__YOUR GOAL__
Every line of the data that contains the string "JSON" must be copied.

__STUDY MATERIAL__
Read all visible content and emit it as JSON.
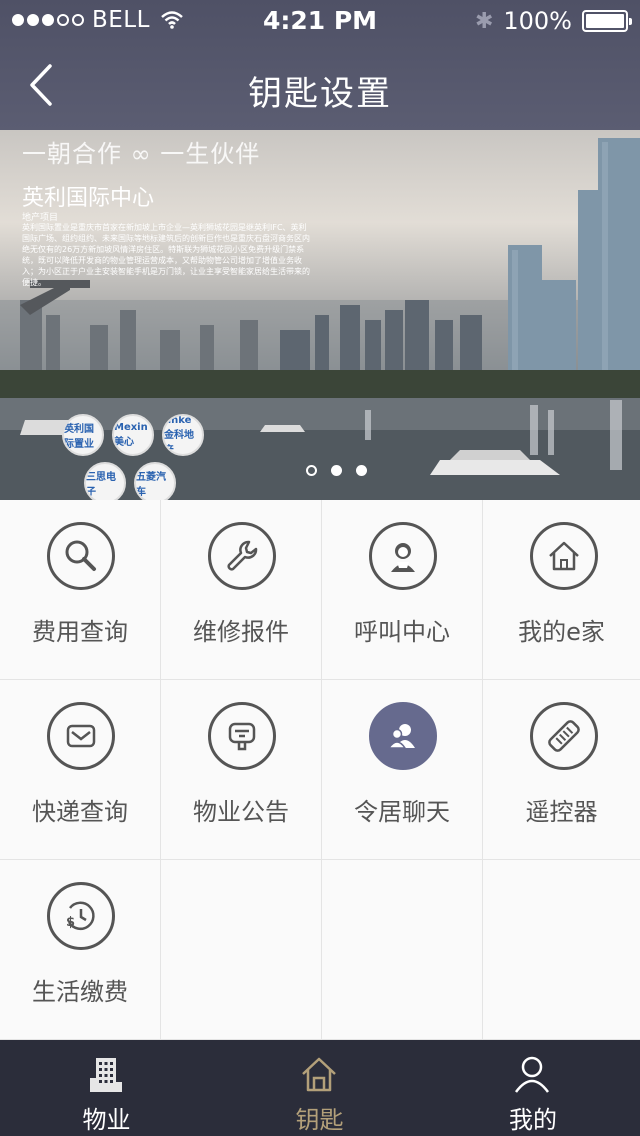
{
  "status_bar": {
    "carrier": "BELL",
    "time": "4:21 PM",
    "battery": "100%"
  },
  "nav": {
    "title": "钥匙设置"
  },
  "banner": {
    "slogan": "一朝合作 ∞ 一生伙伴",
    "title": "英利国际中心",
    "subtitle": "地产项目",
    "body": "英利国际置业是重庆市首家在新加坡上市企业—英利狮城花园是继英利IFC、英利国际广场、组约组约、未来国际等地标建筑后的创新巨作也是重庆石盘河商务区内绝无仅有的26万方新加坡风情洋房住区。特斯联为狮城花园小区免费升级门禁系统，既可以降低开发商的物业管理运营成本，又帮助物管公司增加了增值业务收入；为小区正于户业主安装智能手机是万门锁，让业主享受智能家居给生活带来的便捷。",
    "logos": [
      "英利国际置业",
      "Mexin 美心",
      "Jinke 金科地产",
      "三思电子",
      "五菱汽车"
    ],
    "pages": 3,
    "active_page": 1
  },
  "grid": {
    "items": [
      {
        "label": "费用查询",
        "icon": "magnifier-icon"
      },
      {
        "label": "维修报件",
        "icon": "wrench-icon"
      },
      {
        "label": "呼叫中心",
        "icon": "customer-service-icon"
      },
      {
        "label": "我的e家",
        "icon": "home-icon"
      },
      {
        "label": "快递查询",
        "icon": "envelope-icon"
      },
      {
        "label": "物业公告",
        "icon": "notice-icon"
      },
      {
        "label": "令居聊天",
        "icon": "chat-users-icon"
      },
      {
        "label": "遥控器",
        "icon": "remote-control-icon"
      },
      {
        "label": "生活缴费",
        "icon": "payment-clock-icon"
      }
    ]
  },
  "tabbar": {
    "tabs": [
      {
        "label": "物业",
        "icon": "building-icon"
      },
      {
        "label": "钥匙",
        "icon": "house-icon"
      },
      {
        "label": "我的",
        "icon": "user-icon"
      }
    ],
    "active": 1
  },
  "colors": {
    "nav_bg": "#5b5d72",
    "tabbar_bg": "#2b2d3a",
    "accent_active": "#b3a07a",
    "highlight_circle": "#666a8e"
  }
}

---

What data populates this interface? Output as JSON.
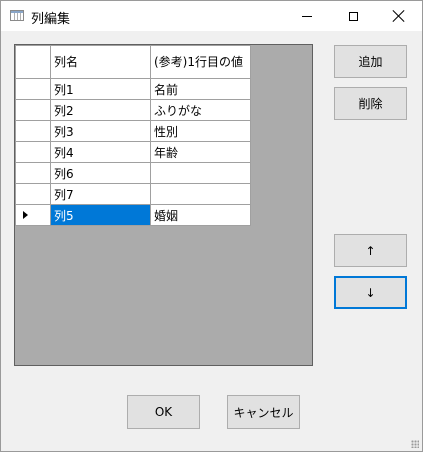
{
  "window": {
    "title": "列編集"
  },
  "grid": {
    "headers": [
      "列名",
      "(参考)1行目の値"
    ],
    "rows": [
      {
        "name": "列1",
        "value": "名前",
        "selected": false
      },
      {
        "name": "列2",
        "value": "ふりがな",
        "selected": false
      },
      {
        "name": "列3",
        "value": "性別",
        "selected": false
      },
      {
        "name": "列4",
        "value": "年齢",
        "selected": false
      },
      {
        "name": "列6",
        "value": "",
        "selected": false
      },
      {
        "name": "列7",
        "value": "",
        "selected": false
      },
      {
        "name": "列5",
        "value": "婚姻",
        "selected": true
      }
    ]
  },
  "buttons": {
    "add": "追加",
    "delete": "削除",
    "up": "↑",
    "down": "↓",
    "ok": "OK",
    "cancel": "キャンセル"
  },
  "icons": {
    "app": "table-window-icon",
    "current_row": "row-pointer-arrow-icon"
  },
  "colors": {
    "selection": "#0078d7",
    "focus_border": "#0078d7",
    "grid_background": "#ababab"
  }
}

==

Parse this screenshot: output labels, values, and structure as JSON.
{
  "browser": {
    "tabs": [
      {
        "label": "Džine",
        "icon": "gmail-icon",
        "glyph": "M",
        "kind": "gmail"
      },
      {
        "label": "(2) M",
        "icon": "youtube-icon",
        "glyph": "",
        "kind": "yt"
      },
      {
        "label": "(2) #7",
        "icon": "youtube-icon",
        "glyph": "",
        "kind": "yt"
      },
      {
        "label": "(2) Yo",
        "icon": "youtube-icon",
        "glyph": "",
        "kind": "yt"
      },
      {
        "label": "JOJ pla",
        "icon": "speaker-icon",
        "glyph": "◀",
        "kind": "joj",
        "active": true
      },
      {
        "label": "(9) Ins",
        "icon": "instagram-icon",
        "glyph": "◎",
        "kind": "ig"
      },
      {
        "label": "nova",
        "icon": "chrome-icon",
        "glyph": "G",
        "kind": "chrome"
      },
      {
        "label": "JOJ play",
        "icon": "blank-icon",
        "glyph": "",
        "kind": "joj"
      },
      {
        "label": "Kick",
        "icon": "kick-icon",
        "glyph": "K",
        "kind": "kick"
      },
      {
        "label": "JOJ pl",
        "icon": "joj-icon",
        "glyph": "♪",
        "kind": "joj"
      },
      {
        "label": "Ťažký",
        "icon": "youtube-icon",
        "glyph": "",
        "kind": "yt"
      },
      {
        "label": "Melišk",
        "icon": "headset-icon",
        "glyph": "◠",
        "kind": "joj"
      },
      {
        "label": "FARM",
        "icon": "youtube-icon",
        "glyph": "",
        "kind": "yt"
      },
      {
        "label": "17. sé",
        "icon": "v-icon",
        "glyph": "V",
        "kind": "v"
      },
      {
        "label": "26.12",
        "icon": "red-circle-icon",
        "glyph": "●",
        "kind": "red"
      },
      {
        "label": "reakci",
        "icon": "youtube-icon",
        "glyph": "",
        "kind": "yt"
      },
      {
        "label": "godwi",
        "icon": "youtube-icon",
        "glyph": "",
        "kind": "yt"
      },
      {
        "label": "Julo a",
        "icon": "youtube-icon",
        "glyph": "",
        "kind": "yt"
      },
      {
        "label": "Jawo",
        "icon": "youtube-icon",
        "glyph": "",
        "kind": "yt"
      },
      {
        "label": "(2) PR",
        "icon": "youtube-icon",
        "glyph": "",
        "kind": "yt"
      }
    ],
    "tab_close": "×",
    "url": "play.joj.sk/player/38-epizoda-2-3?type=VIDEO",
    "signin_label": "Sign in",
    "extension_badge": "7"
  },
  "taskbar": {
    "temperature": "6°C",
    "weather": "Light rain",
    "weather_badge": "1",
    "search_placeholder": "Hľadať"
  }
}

__PROBLEM SOLUTION__
Read all visible content and emit it as JSON.
What data populates this interface? Output as JSON.
Parse this screenshot: output labels, values, and structure as JSON.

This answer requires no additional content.